Curtis Sliwa may be New York City’s only hope for a real people’s mayor, but his campaign is also setting the standard for authentic populism nationwide. Every 2022 and 2024 Republican hopeful should pay close attention to his campaign in the effort to take back America.
Don’t sleep in on New York’s mayoral Election Days, especially the June 22 primary. The two-man race on the Republican side features Sliwa—and that’s the only name that matters.
Several important lessons can be drawn from Sliwa’s campaign even before a single vote is cast, because he’s polling well among a key demographic that overwhelmingly supported 2016 presidential candidate Donald Trump.
If Republican candidates in 2022 and 2024 think they can just ride a populist wave to victory on bumper sticker slogans like “Make America Great Again” or “America First,” they’re wrong. Hollow populism will backfire just as it did in Georgia’s U.S. Senate elections earlier this year.
But having the correct positions isn’t always enough, either. The candidate himself matters just as much. Not only must he be an outsider, but it’s also essential for his communication style to break through the gatekeepers in the press and social media.
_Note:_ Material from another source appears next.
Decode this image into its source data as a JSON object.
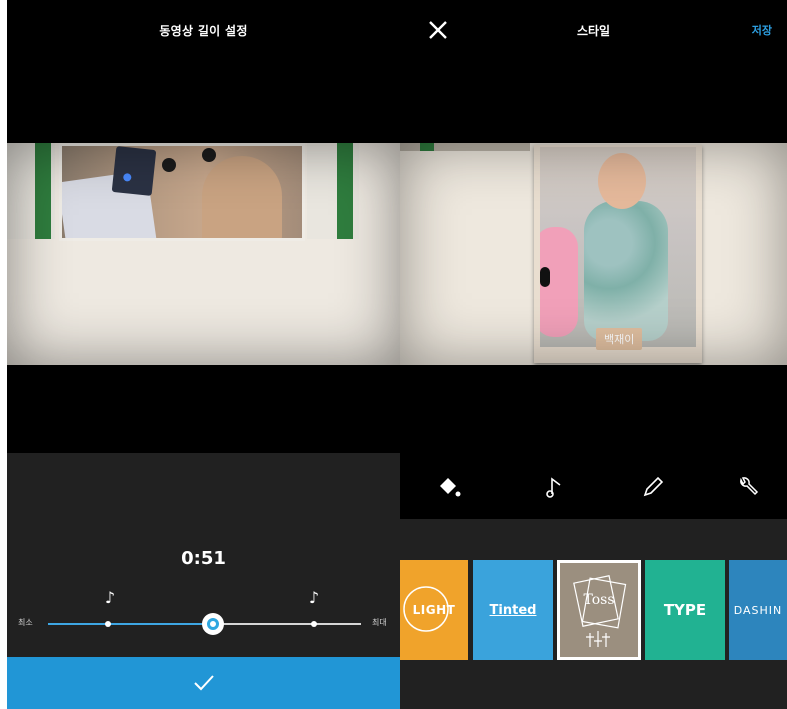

Sliwa is best known for founding the Guardian Angels in 1979, an effort that grew out of his precursor project, the anti-gang Magnificent 13. He still personifies the Angels, which has since gone international, but while his star power has risen as a radio talker, he’s still a man of the streets and the subway.
Outsider? Check. But can he also bypass and short-circuit the media’s control over narrative in order to reach the people directly? Just watch him.
Is Sliwa starting to remind you of his fellow New Yorker, Donald Trump? There are clear differences between the two, but both show that running in a Republican Party primary does not necessarily mean running as a conventional Republican.
It’s worth knowing more about Sliwa and how his approach pertains to authentic populism.
Sliwa’s mayoral campaign rests upon his record of genuine public service, not a career in politics. His message is not new but it’s credible. His battle-ready stances against corruption, elitism, rampant crime, and overall social decay have people clamoring.
Sliwa got his jaw broken last summer by rioting and looting leftists, so he literally can feel the pain so many business owners and other law-abiding Americans are feeling. Dig a little deeper into his past, and you will find he rescued people from a burning building while on a paper delivery route at age 16.
Leading by example and keeping skin in the game are qualities that are naturally rooted in true patriots—not utopian, woke leftists. For this reason, it should be all the more embarrassing to Republican voters that the Democrats compete so closely for the mantles of populism with standouts like Bernie Sanders and AOC, who are as inauthentic as anyone could be.
Whether it’s a race for mayor or U.S. senator, the leading themes or issues on a populist campaign inevitably will be at least a few of the following: anti-corruption, quality of life, fostering community, and of course economic reform. These all usually go hand-in-hand.
Sliwa kicked off his campaign promising to close down and investigate ThriveNYC, the $1 billion mental-health initiative directed by Chirlane McCray, the incumbent mayor’s wife. Where has all the people’s money gone? It’s a scandal in a city with infrastructure overrun by homelessness and violence.
Sliwa is a regular subway rider, so he notices the unmentionable horrors that undermine New Yorkers’ quality of life every day. COVID-19 is not to blame for the subway being near empty, as Sliwa likes to point out while refusing to be muzzled by the mask mandate.
Returning power to the people and giving communities a chance to make a comeback are other notable aspects of Sliwa’s campaign. One of his priorities is to ban kill shelters for the city’s unowned dogs and cats. He keeps 15 cats at his apartment, so again, he leads by example.
He plans to visit every police precinct to shake the hands of every law enforcement officer, as morale is very low following the “defund the police” movement. He would re-fund the police by removing the property tax loopholes for institutions like Columbia University and New York University, which use their wealth to undermine the city with their proliferation of leftist agendas.
Schools, including charters, will be incentivized to provide more vocational training to meet the labor demands of the modern economy. He would bring back bail, empowering judges so that criminals aren’t so recklessly released.
Sliwa loves good old-fashioned fun, too. The city’s nightlife will be protected, so that the clubs, bars, theaters, and concert halls have no worry of forced closure.
The New York Young Republican Club endorsed Sliwa for all that and for his “classic, New Yorker chutzpah.” America needs more chutzpah too, grounded in love for this country and its people, its families, and communities. If the GOP learns enough from Sliwa, the populist revival has great promise in 2022 and 2024.